Yes, respectability is creeping up on me -- or maybe it's the lousy economy. Anyway, seeing that I needed a reliable source of income, I went out and got a job. Of course, being me, I chose a totally weird job.
I'm now officially a telephone psychic.
No kidding! If you doubt it, Google www.psychicpowernetwork.com between 2:30 and 10:30 PM, go down the list of available psychics, and click on "Leslie Bard, #75096". They'll link you to a phone number, and I suspect you'll recognize the voice of the Psychic Adviser who picks up the phone.
Yes, you have to pay for every minute of the call -- $.99 per minute for newcomers, $1.99 per minute for regular customers -- but that comes to $120 per hour, which is less than you'd pay a broker, lawyer or psychiatrist. Besides, you're not charged by the hour but by the minute: no more minutes than you want to spend. Your broker, lawyer or psychiatrist won't cut you that much slack. Considering what sort of questions I'm usually asked -- about love or money -- that puts me in pretty much the same business, and I daresay my advice is just as good.

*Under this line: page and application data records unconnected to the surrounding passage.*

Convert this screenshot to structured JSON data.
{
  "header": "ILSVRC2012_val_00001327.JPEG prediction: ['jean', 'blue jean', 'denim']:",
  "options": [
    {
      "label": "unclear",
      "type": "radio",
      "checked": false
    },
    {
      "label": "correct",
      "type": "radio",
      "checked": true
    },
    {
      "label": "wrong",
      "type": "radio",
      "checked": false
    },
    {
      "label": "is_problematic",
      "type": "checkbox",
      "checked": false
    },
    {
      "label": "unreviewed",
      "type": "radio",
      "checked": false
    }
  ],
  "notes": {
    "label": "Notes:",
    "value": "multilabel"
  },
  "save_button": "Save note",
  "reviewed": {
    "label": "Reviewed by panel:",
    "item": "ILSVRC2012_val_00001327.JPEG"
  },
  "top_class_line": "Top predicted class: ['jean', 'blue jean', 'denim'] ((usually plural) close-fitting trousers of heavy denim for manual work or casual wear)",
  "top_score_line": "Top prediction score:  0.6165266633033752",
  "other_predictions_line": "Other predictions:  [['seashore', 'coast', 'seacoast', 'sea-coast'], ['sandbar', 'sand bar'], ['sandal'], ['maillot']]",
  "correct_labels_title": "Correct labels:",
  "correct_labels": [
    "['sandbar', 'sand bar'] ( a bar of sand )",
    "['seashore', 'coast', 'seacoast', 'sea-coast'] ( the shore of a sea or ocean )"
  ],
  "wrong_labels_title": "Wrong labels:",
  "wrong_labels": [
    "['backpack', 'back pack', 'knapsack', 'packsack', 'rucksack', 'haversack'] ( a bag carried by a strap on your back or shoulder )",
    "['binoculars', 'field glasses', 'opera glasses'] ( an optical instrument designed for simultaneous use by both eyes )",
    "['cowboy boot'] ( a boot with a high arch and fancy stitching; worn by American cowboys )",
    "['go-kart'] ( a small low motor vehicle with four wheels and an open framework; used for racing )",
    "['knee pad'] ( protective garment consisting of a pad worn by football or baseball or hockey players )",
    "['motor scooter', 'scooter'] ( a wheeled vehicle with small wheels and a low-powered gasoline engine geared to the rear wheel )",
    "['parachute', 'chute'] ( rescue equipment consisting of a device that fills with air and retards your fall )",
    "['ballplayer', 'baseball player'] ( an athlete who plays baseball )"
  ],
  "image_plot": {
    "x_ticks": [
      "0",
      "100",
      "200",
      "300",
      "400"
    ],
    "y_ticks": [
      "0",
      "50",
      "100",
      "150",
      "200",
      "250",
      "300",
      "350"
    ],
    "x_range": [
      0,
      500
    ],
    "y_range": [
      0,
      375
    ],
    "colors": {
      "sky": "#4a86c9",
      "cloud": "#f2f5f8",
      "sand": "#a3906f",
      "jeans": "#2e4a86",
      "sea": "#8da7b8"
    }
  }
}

Actually, I've done this before. About eight years ago I worked as a telephone psychic on the network of the famous Miss Cleo, but I got out of it before the IRS came after her. Then as now, I used Tarot cards as my psychic amplifier. (Note: I'm only a medium-level psychic -- not one of the great talents like Croiset or Hurkos -- so I need a good reference-point to start with and some sort of amplifier to bring out the subtle impressions I get. Other mid-levels use tea-leaves, runestones or crystal balls for amplifiers, but Tarot cards work best for me.) They worked pretty reliably for the questions I usually got ("Does he really love me?" "How can I get money?"), and sometimes they gave me even more information than I was looking for.
In fact, that's why I quit Miss Cleo's service. I got a woman caller who asked the usual questions, and I spread the cards for her (I use the classic Celtic Cross spread), and suddenly got a strong and undeniable impression: that this woman was going to die within the month. Unfortunately, I got absolutely no impression of how that was going to happen, let alone what could be done to prevent it. I kept her on the line as long as possible, asking questions, trying to get some hint of what was going to kill the woman, and never got a clue. I couldn't find any useful warning to give her, so I didn't mention what I'd seen. The incident left me severely shaken up, so I quit Miss Cleo's service within the week. A few months later Miss Cleo and her network got taken down by the IRS, but I was safely out of it. Of course, I never heard from that clueless woman again.
Well, a few years have passed and I've grown a little tougher. Nowadays, if I got an impression like that again, I'd tell the client outright "You're in serious danger. Tell me who or what might be after you". So I'm back in the saddle again.
Besides, it'll be months before I hear back from the publisher I sent my latest novel to, and I need the income. *Sigh* Thus poverty doth make brave folk of us all.
--Leslie <;)))>< Fish